▶ **Dataset rows for apps and sites**
╔══
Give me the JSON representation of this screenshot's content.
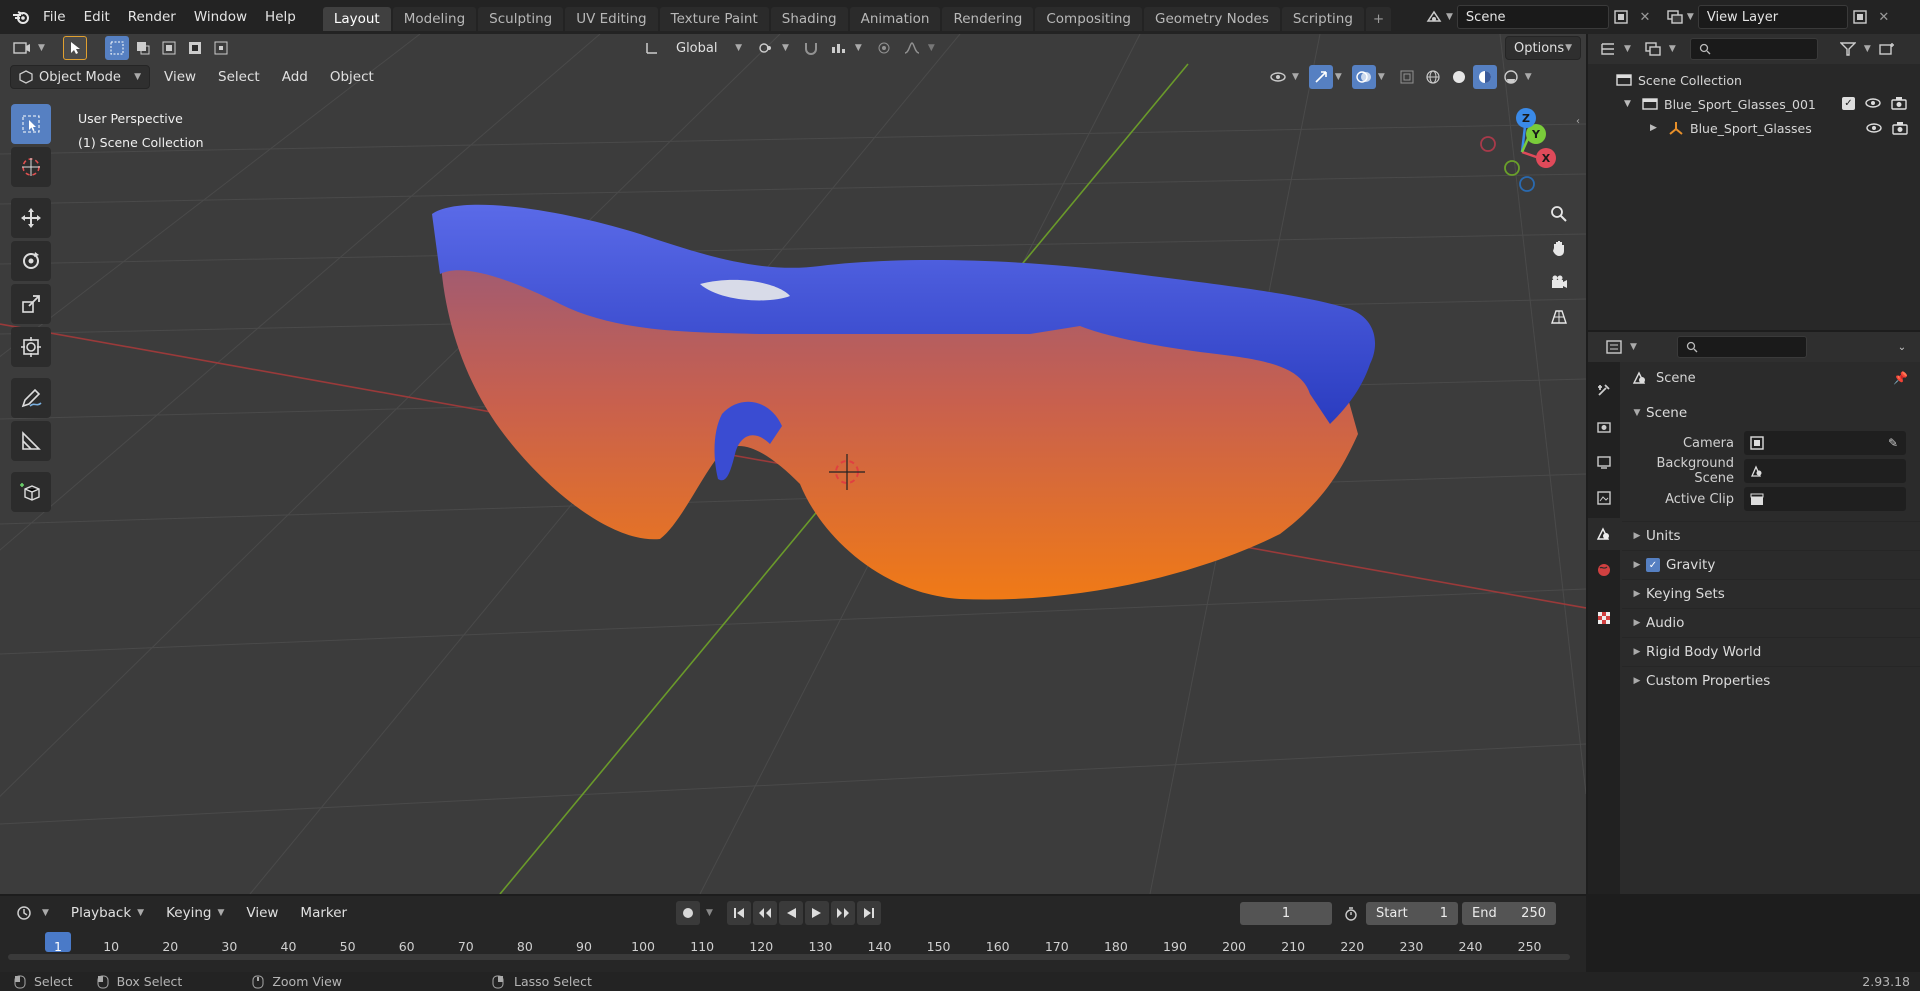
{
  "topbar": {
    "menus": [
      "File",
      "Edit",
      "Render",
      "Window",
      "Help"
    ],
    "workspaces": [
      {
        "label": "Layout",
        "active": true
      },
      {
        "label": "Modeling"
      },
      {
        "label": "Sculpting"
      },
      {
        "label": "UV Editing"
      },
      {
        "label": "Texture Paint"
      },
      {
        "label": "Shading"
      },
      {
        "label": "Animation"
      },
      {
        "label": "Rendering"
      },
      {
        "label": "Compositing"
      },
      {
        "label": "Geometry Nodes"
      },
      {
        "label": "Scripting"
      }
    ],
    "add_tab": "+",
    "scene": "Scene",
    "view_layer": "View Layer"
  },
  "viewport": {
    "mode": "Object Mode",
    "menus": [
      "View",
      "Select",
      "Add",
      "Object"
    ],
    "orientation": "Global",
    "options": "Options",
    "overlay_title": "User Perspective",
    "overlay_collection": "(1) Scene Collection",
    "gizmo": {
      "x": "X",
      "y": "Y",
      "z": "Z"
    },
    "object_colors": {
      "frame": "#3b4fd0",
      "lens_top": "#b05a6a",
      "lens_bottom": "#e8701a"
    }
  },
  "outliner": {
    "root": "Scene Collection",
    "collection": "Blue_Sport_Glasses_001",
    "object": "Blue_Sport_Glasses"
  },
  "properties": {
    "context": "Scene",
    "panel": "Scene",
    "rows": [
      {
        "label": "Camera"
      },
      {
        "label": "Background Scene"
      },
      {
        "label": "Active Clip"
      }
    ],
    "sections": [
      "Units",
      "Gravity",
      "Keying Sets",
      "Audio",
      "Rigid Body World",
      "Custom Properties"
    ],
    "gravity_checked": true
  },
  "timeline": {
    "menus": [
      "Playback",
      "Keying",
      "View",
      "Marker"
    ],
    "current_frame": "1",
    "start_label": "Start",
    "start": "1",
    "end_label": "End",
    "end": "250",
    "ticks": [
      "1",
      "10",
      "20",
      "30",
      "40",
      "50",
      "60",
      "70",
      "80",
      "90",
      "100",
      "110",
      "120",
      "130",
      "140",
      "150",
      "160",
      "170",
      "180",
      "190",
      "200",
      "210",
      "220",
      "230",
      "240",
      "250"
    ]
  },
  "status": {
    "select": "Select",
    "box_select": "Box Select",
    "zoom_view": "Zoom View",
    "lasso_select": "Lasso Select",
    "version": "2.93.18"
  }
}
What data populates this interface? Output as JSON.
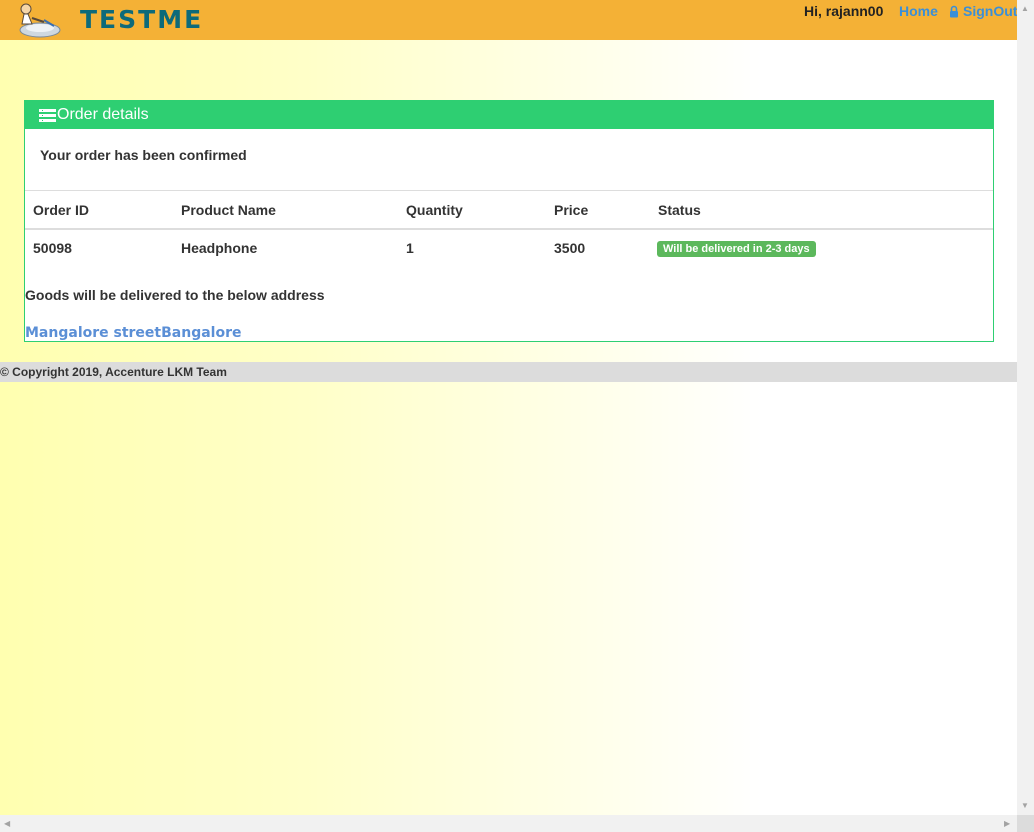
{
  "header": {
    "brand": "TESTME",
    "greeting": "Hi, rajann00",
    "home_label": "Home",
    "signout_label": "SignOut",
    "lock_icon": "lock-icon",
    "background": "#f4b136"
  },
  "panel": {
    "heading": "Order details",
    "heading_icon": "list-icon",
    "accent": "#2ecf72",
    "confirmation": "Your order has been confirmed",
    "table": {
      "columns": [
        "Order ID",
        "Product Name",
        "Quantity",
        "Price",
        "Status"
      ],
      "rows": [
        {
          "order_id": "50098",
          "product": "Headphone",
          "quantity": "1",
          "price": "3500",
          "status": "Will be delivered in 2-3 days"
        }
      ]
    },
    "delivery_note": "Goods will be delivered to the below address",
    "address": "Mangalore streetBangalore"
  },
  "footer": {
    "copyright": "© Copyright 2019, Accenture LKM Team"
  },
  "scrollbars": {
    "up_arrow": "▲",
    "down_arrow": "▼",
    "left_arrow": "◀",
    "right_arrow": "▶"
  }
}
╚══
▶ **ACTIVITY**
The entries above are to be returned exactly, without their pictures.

▶ **REPLY**
Give me the JSON representation of this screenshot's content.
{
  "topbar": {
    "menus": [
      "File",
      "Edit",
      "Render",
      "Window",
      "Help"
    ],
    "workspaces": [
      {
        "label": "Layout",
        "active": true
      },
      {
        "label": "Modeling"
      },
      {
        "label": "Sculpting"
      },
      {
        "label": "UV Editing"
      },
      {
        "label": "Texture Paint"
      },
      {
        "label": "Shading"
      },
      {
        "label": "Animation"
      },
      {
        "label": "Rendering"
      },
      {
        "label": "Compositing"
      },
      {
        "label": "Geometry Nodes"
      },
      {
        "label": "Scripting"
      }
    ],
    "add_tab": "+",
    "scene": "Scene",
    "view_layer": "View Layer"
  },
  "viewport": {
    "mode": "Object Mode",
    "menus": [
      "View",
      "Select",
      "Add",
      "Object"
    ],
    "orientation": "Global",
    "options": "Options",
    "overlay_title": "User Perspective",
    "overlay_collection": "(1) Scene Collection",
    "gizmo": {
      "x": "X",
      "y": "Y",
      "z": "Z"
    },
    "object_colors": {
      "frame": "#3b4fd0",
      "lens_top": "#b05a6a",
      "lens_bottom": "#e8701a"
    }
  },
  "outliner": {
    "root": "Scene Collection",
    "collection": "Blue_Sport_Glasses_001",
    "object": "Blue_Sport_Glasses"
  },
  "properties": {
    "context": "Scene",
    "panel": "Scene",
    "rows": [
      {
        "label": "Camera"
      },
      {
        "label": "Background Scene"
      },
      {
        "label": "Active Clip"
      }
    ],
    "sections": [
      "Units",
      "Gravity",
      "Keying Sets",
      "Audio",
      "Rigid Body World",
      "Custom Properties"
    ],
    "gravity_checked": true
  },
  "timeline": {
    "menus": [
      "Playback",
      "Keying",
      "View",
      "Marker"
    ],
    "current_frame": "1",
    "start_label": "Start",
    "start": "1",
    "end_label": "End",
    "end": "250",
    "ticks": [
      "1",
      "10",
      "20",
      "30",
      "40",
      "50",
      "60",
      "70",
      "80",
      "90",
      "100",
      "110",
      "120",
      "130",
      "140",
      "150",
      "160",
      "170",
      "180",
      "190",
      "200",
      "210",
      "220",
      "230",
      "240",
      "250"
    ]
  },
  "status": {
    "select": "Select",
    "box_select": "Box Select",
    "zoom_view": "Zoom View",
    "lasso_select": "Lasso Select",
    "version": "2.93.18"
  }
}
What data populates this interface? Output as JSON.
{
  "header": {
    "brand": "TESTME",
    "greeting": "Hi, rajann00",
    "home_label": "Home",
    "signout_label": "SignOut",
    "lock_icon": "lock-icon",
    "background": "#f4b136"
  },
  "panel": {
    "heading": "Order details",
    "heading_icon": "list-icon",
    "accent": "#2ecf72",
    "confirmation": "Your order has been confirmed",
    "table": {
      "columns": [
        "Order ID",
        "Product Name",
        "Quantity",
        "Price",
        "Status"
      ],
      "rows": [
        {
          "order_id": "50098",
          "product": "Headphone",
          "quantity": "1",
          "price": "3500",
          "status": "Will be delivered in 2-3 days"
        }
      ]
    },
    "delivery_note": "Goods will be delivered to the below address",
    "address": "Mangalore streetBangalore"
  },
  "footer": {
    "copyright": "© Copyright 2019, Accenture LKM Team"
  },
  "scrollbars": {
    "up_arrow": "▲",
    "down_arrow": "▼",
    "left_arrow": "◀",
    "right_arrow": "▶"
  }
}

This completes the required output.